Excerpts from the inaugural address by President of the Law Society Sir Desmond Heap LLM
People and Lawyers
It is a matter of astonishment for lawyers that they seem to be regarded as concerned almost exclusively with the criminal law and the Old Bailey. This is strange, because of the 40 volumes of Halsbury’s Laws of England, the section on crime occupies hardly more than half of one volume. Nevertheless, this popular misconception persists.
It may be added that the peculiarities of our Anglo-Saxon system of criminal trial do not correspond with the layman’s notion of what a criminal trial ought to be; indeed, they run counter to his own natural instincts. What seems urgent to him is to get at the truth and this, paradoxically, is not the object of an English trial. It is not an inquisition to get to the bottom of the matter; that is the business of the prosecution and the police.
The court’s function is to hear the prosecution’s case, consider the defence and decide whether the prosecution has established beyond reasonable doubt that the accused is guilty of the offence with which he has been charged. The result of this is that the lawyer is regarded as the man who tries to obstruct the court and the police in their duty. He is the man who throws spanners into the works by technical defences and, it is assumed, tries to get the guilty off.

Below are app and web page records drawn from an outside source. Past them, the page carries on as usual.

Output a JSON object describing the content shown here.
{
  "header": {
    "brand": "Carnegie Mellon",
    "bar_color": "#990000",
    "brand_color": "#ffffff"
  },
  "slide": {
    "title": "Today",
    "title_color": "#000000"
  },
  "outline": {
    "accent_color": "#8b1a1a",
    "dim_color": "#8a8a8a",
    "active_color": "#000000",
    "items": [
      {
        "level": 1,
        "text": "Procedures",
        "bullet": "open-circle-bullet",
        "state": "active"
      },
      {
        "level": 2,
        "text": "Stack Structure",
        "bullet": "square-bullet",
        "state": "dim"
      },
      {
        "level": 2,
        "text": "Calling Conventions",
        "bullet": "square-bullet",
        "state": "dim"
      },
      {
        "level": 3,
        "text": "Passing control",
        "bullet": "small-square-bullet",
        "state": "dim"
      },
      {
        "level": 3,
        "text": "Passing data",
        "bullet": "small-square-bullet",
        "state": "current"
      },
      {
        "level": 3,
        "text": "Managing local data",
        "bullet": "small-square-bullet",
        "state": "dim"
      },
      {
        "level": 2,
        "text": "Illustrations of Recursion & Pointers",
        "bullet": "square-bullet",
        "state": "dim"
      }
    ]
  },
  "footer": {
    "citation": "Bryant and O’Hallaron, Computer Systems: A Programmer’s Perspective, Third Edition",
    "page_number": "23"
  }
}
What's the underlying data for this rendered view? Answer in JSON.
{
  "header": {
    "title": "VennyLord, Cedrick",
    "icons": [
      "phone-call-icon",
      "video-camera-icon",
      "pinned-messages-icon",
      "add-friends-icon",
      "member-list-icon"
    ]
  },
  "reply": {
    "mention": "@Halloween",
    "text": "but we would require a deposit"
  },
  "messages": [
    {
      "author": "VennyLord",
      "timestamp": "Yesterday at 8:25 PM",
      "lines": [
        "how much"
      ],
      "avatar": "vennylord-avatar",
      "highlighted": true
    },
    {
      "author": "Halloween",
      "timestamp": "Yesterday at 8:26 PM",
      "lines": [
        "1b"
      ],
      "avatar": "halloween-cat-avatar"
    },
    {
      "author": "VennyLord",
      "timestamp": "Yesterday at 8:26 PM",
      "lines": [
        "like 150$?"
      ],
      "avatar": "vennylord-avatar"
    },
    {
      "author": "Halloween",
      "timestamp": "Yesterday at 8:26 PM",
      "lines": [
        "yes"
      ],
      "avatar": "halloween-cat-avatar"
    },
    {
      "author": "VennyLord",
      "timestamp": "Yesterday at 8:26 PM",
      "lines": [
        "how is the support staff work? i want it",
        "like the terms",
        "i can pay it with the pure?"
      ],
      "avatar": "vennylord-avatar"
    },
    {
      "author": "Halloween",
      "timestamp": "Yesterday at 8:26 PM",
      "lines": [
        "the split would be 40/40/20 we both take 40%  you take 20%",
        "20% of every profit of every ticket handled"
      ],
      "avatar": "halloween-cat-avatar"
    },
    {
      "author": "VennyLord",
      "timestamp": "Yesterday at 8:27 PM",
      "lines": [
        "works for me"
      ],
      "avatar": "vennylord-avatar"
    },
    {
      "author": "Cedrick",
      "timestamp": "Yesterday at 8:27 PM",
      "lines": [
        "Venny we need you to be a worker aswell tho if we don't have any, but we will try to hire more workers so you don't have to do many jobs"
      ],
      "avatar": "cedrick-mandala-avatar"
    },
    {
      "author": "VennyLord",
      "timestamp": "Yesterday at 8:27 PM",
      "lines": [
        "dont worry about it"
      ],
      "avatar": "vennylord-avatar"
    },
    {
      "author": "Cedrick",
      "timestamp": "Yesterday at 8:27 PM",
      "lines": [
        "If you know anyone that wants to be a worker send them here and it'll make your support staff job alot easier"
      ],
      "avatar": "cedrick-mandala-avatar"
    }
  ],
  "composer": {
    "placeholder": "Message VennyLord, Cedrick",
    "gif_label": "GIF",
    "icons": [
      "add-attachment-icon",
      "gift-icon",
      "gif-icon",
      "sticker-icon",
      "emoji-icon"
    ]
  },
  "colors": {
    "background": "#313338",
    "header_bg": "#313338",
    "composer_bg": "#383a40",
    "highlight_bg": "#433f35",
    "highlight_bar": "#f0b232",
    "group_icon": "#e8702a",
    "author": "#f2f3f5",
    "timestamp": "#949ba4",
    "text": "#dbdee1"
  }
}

In times when there is growing public anxiety over a rising volume of crime, this seems to some to be an intolerable situation and there is a danger that our system of justice will be eroded – a system so carefully developed to ensure that those facing, on prosecution, the full resources of the state shall enjoy the protection they need. Without this thing called the rule of law, the very fabric of society is rent.
We live in changing times – we always did. But some things must continue to stand firm as bulwarks of our freedoms and the greatest of these is the law – the law in all its panoply and majesty. Once this breaks – once ‘the strong man’s pleasure’ unjustly prevails over the weak, then the jackboot is not far behind. Mr Yeats, the Irishman, puts this better than I can. Let me give him the last words on my behalf:Things fall apart: the centre cannot hold:Mere anarchy is loosed upon the world,The blood-dimmed tide is loosed, and everywhereThe ceremony of innocence is drowned:The best lack all conviction, while the worstAre full of passionate intensity.Well, there it is – a world without the Rule of Law. ‘Tis a consummation devoutly to be’ – MISSED.